On March 15, 2016, NAWL announced its One-Third by 2020 Challenge, calling for an increase in the representation of women across five different areas of the law. NAWL challenges the legal profession to meet the following goals by the year 2020:

•  Fortune 1000 General Counsels are at least one-third women;
•  Each class of new law firm equity partners is at least one-third women;
•  Annual law firm lateral hires (both partners and associates) are at least one-third women;
•  Law school Deans are at least one-third women; and
•  Diverse female attorneys (including women of color and LBTQI attorneys) increase in every segment of the legal profession by at least one-third.

According to the US Bureau of Labor Statistics, as of 2015 the U.S. legal profession is 33% women, yet women are not represented at the top levels of practice in the same percentages.

•  Women comprise only 18% of AmLaw 200 law firm equity partners. (NAWL’s Ninth Annual Survey onRetention and Promotion of Women in Law Firms, October 2015.)
•  Women comprise 24% of Fortune 500 General Counsel and 21.5% of the Fortune 1000. (Minority Corporate Counsel Association’s 16th Annual General Counsel Survey, December 2015.)
•  Women comprise 30% of deans of ABA accredited law schools. (“Female Deans Taking Charge,” National Law Journal, June 22, 2015.)

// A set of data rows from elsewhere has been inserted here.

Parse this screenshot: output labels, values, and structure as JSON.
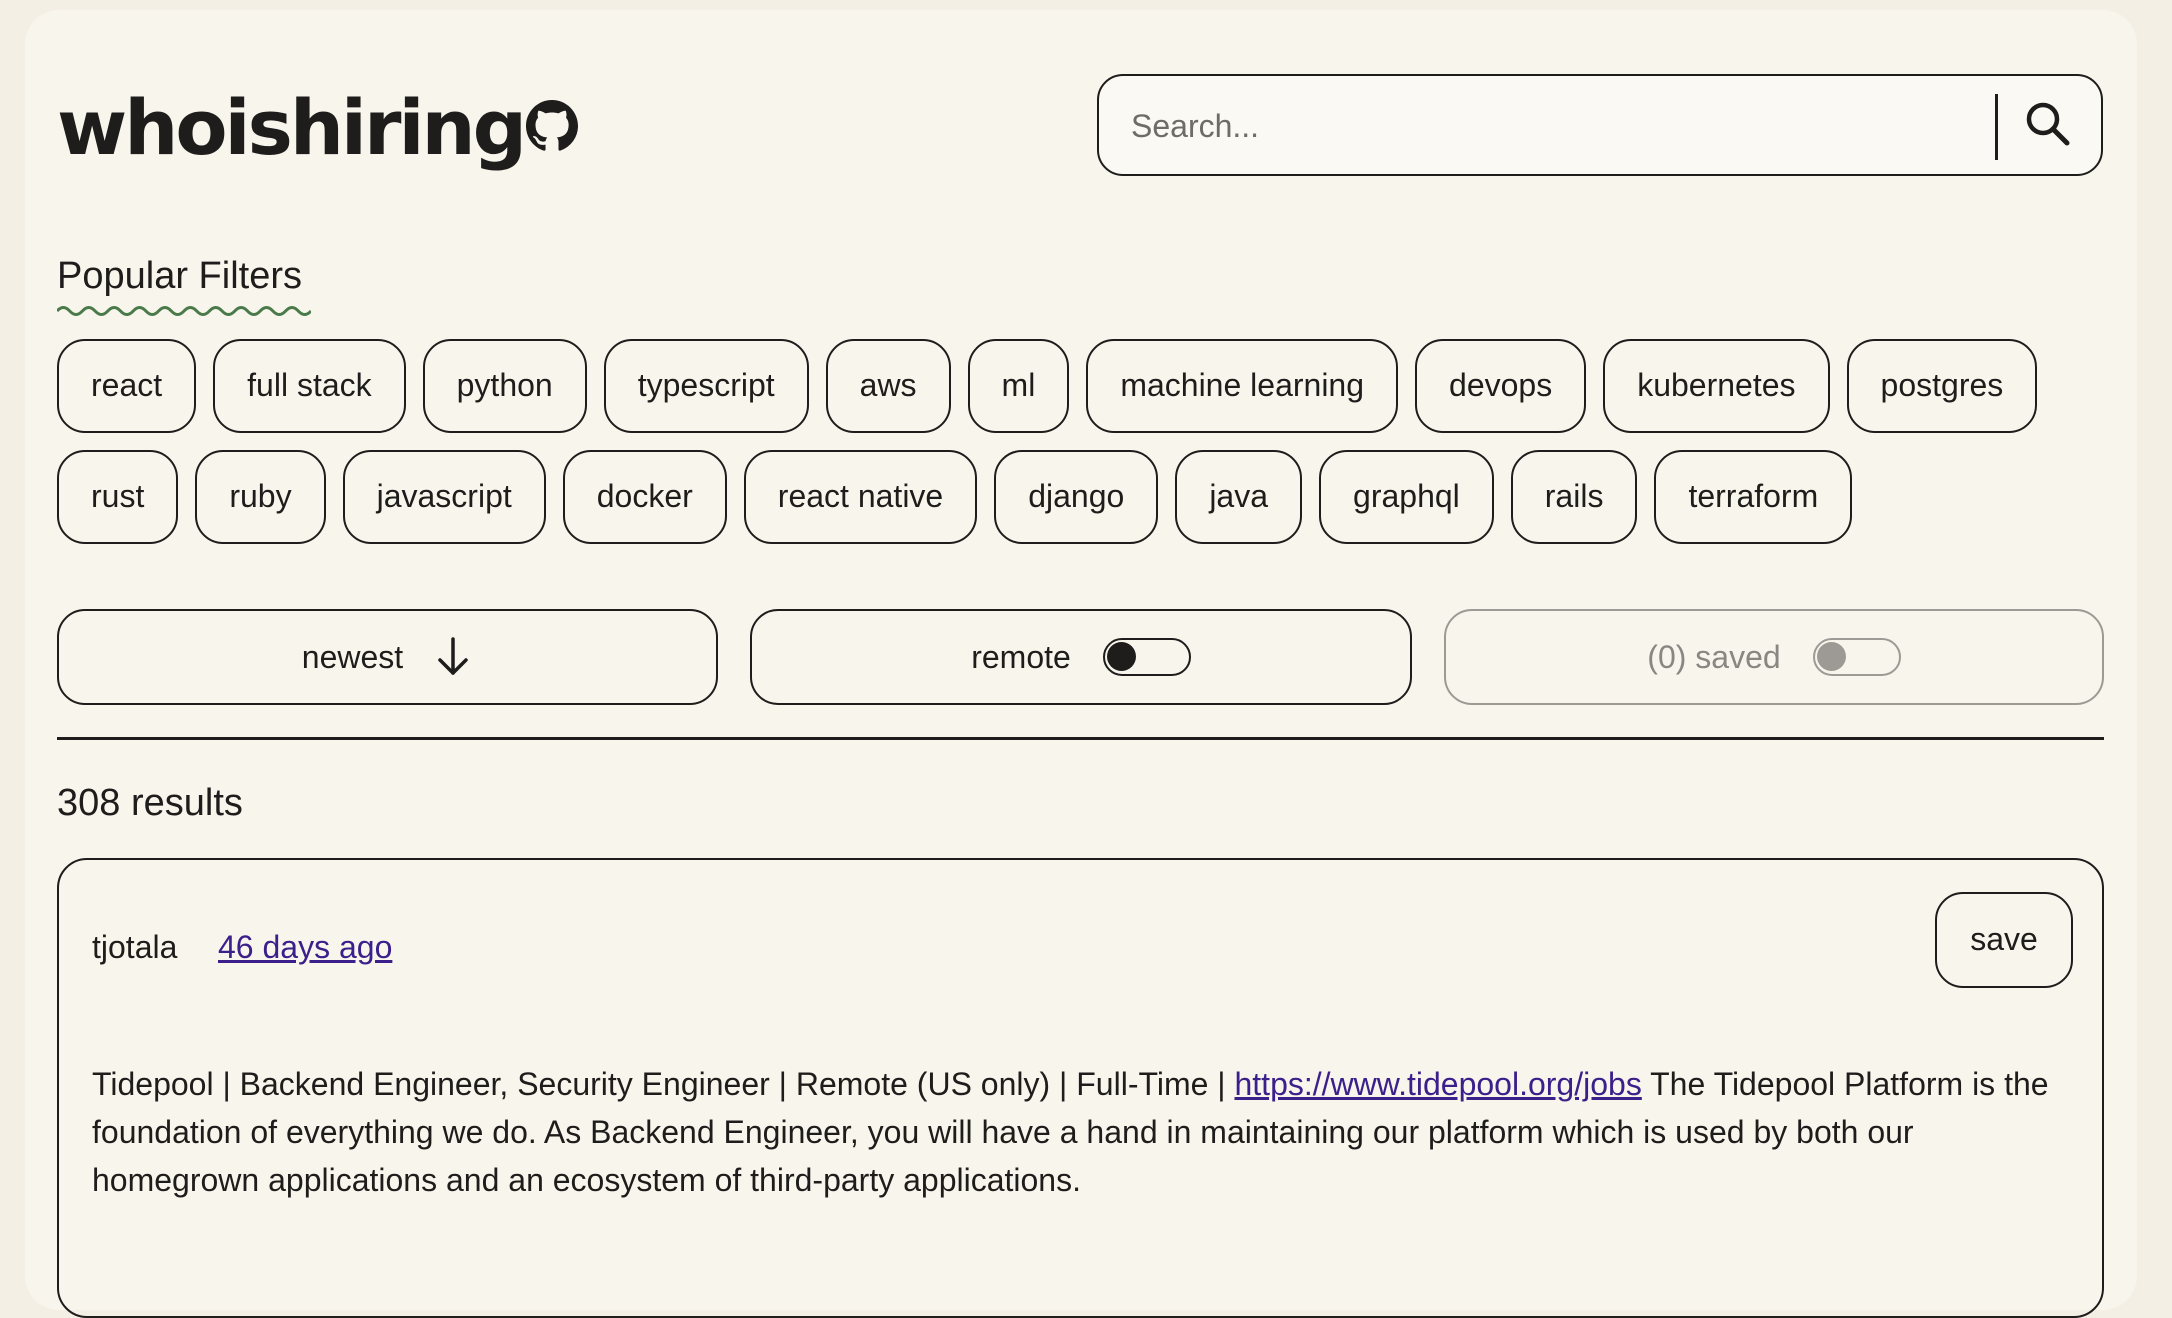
{
  "app": {
    "logo_text": "whoishiring"
  },
  "search": {
    "placeholder": "Search..."
  },
  "filters": {
    "title": "Popular Filters",
    "row1": [
      "react",
      "full stack",
      "python",
      "typescript",
      "aws",
      "ml",
      "machine learning",
      "devops",
      "kubernetes",
      "postgres"
    ],
    "row2": [
      "rust",
      "ruby",
      "javascript",
      "docker",
      "react native",
      "django",
      "java",
      "graphql",
      "rails",
      "terraform"
    ]
  },
  "controls": {
    "sort_label": "newest",
    "remote_label": "remote",
    "remote_on": false,
    "saved_label": "(0) saved",
    "saved_on": false
  },
  "results": {
    "count_text": "308 results"
  },
  "post": {
    "author": "tjotala",
    "age": "46 days ago",
    "save_label": "save",
    "text_before": "Tidepool | Backend Engineer, Security Engineer | Remote (US only) | Full-Time | ",
    "link_text": "https://www.tidepool.org/jobs",
    "text_after": " The Tidepool Platform is the foundation of everything we do. As Backend Engineer, you will have a hand in maintaining our platform which is used by both our homegrown applications and an ecosystem of third-party applications."
  },
  "colors": {
    "background": "#f8f5ed",
    "ink": "#1f1d1b",
    "link": "#3b1f8a",
    "squiggle": "#4a7a4a",
    "muted": "#9d9994"
  }
}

For the past 10 years, NAWL has tracked the professional progress of women in law firms and in this past year’s survey found the numbers to be virtually the same as they were a decade ago. This new challenge calls for dramatic change because if the pace is not quickened, women equity partners will not even reach the 2006 goal of 30% until the year 2181. (NAWL’s Ninth Annual Survey on Retention and Promotion of Women in Law Firms, October 2015).